This competition gives us a great opportunity to learn about a new field, Mobile Computing, a new platform, and also a chance to practice some of the AI techniques we’ve picked up in the past few months. But the biggest plan is to possibly Patent our idea. That would be TOTALLY COOL :-D.

Our idea page is here. If you liked our idea, please don’t hesitate to click on the FaceBook Like Button.

Now let’s hope the judges deem our idea worthy of selection so we can make it into the next round and begin the development stage.

Eviva!

TCP/IP Stack Work: Connection But No Internet

Has it sometimes happened to you that you try to connect to a site, get an unable-to-load message and after checking everything, still end up with the same problem?

If the ans is yes, then welcome to the club! 🙂 The above particular problem happened to me when I had gone to Noida for Formula 1 and was staying over at my cousin’s place.

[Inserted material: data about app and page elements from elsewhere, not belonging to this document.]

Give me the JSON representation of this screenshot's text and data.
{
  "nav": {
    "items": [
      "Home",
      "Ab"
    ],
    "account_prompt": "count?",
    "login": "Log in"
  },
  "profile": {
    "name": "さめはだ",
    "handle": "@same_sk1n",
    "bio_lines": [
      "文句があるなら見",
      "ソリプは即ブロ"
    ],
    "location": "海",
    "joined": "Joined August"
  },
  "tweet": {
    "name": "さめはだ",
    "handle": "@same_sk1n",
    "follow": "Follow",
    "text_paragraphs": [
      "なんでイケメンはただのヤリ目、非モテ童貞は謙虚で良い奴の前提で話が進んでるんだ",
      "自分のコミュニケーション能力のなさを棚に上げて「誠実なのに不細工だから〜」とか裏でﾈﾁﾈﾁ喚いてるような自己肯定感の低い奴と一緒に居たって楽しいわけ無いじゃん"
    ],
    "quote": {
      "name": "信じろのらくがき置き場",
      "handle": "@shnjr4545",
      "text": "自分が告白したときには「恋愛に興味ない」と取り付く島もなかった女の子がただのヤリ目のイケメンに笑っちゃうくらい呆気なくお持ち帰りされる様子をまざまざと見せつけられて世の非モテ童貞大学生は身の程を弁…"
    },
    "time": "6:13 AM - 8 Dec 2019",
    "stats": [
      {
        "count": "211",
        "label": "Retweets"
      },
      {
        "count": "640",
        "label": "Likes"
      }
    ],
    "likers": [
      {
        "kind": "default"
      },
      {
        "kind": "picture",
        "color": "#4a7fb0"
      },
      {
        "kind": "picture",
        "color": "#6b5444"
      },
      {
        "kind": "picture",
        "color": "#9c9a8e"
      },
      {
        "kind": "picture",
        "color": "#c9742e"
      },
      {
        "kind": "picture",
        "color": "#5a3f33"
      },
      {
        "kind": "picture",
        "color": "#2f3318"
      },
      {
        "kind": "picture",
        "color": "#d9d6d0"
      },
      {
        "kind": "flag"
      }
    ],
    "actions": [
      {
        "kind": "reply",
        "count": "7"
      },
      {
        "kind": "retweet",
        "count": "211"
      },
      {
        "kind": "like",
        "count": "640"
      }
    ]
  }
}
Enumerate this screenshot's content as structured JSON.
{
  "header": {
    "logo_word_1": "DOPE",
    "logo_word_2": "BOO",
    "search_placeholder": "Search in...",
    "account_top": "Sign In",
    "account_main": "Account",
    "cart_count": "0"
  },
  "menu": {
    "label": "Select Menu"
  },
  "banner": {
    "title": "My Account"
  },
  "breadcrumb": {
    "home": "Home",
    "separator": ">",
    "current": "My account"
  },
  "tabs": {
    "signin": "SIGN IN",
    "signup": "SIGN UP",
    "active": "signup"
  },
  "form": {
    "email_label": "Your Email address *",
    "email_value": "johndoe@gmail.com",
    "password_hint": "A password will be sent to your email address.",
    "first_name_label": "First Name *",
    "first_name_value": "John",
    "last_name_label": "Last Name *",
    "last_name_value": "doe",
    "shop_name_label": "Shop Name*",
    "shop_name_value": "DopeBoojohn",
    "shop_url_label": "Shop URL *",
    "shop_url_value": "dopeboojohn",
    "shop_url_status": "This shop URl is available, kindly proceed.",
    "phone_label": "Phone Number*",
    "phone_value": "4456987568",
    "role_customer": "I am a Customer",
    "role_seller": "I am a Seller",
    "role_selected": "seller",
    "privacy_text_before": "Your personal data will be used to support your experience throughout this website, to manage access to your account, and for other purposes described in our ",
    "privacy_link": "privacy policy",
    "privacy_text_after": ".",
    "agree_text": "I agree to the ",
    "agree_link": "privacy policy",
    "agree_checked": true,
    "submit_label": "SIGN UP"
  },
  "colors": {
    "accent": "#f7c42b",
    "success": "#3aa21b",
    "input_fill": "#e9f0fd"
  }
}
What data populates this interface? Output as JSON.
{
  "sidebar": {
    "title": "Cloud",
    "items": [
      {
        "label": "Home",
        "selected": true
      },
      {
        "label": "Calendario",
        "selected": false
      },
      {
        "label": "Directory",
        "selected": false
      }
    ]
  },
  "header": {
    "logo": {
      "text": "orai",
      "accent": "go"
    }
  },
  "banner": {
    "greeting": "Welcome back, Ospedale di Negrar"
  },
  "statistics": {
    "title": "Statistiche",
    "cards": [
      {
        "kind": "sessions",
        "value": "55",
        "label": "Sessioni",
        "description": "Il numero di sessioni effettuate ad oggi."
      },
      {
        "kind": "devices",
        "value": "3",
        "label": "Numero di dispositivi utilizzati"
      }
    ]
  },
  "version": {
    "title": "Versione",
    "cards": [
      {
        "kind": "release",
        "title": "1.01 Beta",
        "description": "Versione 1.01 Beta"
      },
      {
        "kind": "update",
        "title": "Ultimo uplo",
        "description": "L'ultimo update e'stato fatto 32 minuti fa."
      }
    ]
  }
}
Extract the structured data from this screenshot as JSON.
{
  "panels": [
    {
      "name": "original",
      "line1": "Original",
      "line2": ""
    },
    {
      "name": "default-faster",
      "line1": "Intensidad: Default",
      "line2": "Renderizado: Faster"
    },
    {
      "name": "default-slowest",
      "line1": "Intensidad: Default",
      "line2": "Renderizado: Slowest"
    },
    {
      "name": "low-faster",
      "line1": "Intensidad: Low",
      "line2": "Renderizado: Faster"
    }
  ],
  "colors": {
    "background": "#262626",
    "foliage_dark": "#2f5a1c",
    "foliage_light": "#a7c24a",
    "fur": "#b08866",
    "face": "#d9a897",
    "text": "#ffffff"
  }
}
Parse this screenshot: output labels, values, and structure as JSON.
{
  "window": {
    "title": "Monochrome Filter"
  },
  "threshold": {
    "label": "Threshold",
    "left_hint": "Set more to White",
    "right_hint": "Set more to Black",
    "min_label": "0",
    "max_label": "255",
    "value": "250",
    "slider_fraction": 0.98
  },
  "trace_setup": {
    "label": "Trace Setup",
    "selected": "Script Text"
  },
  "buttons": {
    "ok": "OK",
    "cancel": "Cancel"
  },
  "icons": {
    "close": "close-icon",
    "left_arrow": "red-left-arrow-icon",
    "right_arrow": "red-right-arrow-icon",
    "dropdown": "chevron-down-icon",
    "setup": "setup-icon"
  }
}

Now they have amazing net! My uncle is an engineer by profession and a Techno-freak by obsession. That’s what led him to install an unlimited 4 Mbps plan in his house, just so he could enjoy the full freedom of  the World Wide Web (He’s also a Mac user, if you were wondering).

So there I am, trying in vain to connect to the net so I can get some work done, but pages are unable to load. My connection status is showing connected, net is working on my cousin’s machine, Chrome AND Firefox have the same problem, rebooting doesn’t do a darn thing! What in the world is going on??

And so I did what any self-respecting computer engineer would do: I asked Google.

Turns out, my TCP/IP stack was garbled up and resetting it would be the ideal solution. Thankfully, there is no data loss of any kind in this process as you are just resetting the protocols that deal with Computer Networks rather than the data being transmitted. 😀

These are the commands I used: netsh int ip reset C:\netsh.log.txt
                                                                   netsh winsock reset 

This uses a tool called Network Shell available in Windows (if this was Linux, I wouldn’t be having this problem in the first place :-P) and it simply resets the TCP/IP stack using the netsh.log file as a reference and then resets the WinSock API so that the Windows Programs continue working normally with the reset. Consider the second line as telling Windows that “Hey, I just reset the TCP/IP stack, so you better make sure you are compatible as well”.

And there you go! Problem solved. A similar trick in Linux is to use the following command in a terminal: service networking restart

Eviva!

Easy LAMP

Well, first things first: This is not a method to create your own torch! I can understand the confusion with all the recent black-outs and power trips in the hostel.

What LAMP is, is given by its full-form: Linux, Apache, MySQL, PHP. So basically this is a platform on linux for easy set-up of a web-server, with all the files in one place!! NICE (Especially considering all the recent interest in web-development by people in my college)!

L is for Linux, so yes, this method is for your linux distributions (specifically Ubuntu). Here we go:

  1. First open a terminal and type “sudo apt-get install lamp-server^” to install the LAMP server.
  2. When prompted, enter a password that will become your MySQL root password.
  3. When done, type at the terminal “sudo vi /var/www/info.php“. This is to open the default info file in PHP which is stored on your LAMP server.
  4. Put in the following lines:  <?php phpinfo(); ?> and save & close the file.
  5. Restart Apache with the following command: sudo etc/init.d/apache2 restart.
  6. And finally check if your server is running by opening your favourite web-browser and typing in the address bar : localhost/info.php. If a page opens with the PHP logo at the top, congratulations! Your server platform is ready to go!!

And now you can begin your much awaited web-development! 🙂

For more info, here are some links: http://goo.gl/in4Dx, http://goo.gl/JMEsj. They also explain how to install phpmyadmin to have complete control over your LAMP server.

Codifica Felice!